Items from a data source
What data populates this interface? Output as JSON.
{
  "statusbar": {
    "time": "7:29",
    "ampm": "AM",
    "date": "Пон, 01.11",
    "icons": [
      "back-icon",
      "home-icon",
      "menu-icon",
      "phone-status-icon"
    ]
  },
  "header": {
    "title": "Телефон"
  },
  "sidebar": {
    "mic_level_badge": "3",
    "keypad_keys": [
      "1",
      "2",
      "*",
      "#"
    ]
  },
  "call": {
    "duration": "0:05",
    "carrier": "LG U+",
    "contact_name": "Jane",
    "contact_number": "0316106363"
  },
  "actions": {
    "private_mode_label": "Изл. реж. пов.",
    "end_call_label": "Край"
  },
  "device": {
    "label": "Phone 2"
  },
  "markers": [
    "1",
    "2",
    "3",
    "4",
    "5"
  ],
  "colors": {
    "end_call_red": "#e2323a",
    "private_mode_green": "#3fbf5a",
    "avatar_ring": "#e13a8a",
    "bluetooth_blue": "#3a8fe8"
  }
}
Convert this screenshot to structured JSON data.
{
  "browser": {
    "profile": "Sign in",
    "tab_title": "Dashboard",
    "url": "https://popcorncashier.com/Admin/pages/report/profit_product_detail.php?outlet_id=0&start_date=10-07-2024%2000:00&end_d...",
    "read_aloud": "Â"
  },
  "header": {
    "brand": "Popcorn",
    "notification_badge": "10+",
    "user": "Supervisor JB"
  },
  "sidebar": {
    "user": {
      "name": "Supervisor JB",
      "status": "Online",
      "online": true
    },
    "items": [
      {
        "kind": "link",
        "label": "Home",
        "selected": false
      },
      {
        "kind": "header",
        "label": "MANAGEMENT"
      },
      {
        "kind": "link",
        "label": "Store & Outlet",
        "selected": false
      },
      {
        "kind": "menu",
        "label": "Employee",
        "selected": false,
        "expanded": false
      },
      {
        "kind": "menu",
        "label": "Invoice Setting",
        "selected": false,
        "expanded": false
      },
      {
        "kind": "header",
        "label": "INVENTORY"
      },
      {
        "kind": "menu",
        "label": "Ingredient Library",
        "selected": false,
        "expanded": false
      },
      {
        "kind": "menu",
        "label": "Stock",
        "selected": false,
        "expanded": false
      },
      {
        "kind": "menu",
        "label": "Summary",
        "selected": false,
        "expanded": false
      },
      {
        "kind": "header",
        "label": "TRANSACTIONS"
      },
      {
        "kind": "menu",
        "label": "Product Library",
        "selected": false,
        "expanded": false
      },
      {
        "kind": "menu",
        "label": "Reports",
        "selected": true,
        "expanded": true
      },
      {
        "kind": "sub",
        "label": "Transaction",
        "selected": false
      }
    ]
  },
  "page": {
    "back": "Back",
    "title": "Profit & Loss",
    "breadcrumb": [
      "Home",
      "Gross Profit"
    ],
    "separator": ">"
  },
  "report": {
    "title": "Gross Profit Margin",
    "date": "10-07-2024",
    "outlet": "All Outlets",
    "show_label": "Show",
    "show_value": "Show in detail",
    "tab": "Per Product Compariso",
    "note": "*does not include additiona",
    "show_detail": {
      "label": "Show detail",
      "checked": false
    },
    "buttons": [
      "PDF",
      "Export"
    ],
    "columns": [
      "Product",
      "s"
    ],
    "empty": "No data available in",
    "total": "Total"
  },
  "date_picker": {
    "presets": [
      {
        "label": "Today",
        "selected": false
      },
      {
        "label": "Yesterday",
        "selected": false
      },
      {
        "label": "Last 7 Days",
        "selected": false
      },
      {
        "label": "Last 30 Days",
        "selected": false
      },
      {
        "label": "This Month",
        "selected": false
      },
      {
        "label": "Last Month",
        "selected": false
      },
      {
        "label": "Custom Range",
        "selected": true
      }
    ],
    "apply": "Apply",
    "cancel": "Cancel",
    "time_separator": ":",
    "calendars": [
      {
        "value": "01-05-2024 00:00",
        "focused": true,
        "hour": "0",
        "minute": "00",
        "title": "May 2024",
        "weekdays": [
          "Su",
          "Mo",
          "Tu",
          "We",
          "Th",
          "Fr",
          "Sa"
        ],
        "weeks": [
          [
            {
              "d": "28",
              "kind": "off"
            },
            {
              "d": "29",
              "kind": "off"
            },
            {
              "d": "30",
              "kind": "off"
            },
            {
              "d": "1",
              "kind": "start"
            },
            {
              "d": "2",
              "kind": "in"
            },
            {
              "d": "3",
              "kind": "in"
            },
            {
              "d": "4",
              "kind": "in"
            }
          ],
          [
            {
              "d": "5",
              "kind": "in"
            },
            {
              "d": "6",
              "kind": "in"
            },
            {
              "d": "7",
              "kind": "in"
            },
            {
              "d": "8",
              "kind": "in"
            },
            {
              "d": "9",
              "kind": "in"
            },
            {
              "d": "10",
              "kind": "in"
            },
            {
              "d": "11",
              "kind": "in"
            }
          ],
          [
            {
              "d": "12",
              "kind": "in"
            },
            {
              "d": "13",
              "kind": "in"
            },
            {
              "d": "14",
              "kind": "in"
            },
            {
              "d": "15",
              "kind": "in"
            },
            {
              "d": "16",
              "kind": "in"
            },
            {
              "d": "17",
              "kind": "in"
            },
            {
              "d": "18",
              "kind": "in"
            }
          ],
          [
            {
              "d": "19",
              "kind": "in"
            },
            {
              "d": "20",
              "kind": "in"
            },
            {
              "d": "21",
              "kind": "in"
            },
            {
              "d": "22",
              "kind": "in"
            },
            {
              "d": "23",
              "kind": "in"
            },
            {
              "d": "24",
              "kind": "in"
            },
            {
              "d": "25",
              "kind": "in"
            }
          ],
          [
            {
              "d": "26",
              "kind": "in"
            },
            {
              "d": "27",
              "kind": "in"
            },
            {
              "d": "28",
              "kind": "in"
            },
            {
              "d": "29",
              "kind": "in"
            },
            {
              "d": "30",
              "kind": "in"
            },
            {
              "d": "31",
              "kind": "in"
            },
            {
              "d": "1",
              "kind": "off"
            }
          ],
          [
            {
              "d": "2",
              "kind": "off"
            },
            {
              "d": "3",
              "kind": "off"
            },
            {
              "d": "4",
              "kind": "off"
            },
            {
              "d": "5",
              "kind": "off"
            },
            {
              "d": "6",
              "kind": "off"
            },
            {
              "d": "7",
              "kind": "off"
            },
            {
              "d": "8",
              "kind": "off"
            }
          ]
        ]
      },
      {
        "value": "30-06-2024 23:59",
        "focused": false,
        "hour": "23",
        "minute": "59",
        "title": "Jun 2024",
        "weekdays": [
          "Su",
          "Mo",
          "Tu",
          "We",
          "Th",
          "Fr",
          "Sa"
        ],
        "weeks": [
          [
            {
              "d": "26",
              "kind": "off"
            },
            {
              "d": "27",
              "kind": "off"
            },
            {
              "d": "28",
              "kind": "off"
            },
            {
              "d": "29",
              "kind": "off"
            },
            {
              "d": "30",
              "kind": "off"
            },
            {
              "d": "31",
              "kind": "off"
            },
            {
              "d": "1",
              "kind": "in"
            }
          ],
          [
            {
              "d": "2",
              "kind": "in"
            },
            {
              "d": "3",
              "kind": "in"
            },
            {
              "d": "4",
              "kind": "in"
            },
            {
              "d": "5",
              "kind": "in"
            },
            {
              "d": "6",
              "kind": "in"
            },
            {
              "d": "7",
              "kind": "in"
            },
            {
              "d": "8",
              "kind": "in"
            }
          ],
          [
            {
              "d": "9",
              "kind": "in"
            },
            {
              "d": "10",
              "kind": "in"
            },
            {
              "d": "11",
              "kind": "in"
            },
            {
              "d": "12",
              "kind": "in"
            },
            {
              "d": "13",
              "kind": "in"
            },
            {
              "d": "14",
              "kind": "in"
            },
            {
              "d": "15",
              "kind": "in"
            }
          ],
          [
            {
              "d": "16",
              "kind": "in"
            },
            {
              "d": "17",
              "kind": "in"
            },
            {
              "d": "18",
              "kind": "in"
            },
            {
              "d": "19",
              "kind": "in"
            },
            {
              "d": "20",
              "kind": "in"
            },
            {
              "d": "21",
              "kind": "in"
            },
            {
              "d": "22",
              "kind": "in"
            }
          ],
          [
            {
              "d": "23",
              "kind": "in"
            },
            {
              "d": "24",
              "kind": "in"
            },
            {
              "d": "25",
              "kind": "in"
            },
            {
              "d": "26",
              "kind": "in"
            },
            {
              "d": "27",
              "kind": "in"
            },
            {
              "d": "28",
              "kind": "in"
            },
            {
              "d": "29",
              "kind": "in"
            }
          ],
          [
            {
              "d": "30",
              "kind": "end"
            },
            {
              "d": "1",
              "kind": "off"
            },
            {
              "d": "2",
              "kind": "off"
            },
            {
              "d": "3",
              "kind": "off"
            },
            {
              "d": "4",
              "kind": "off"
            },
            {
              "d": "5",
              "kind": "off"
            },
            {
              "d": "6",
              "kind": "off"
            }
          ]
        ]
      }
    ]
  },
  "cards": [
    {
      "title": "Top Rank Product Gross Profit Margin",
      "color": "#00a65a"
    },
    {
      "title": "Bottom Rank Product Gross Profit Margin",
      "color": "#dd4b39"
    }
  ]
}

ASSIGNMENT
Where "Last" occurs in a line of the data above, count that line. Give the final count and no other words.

SOLUTION BELOW
3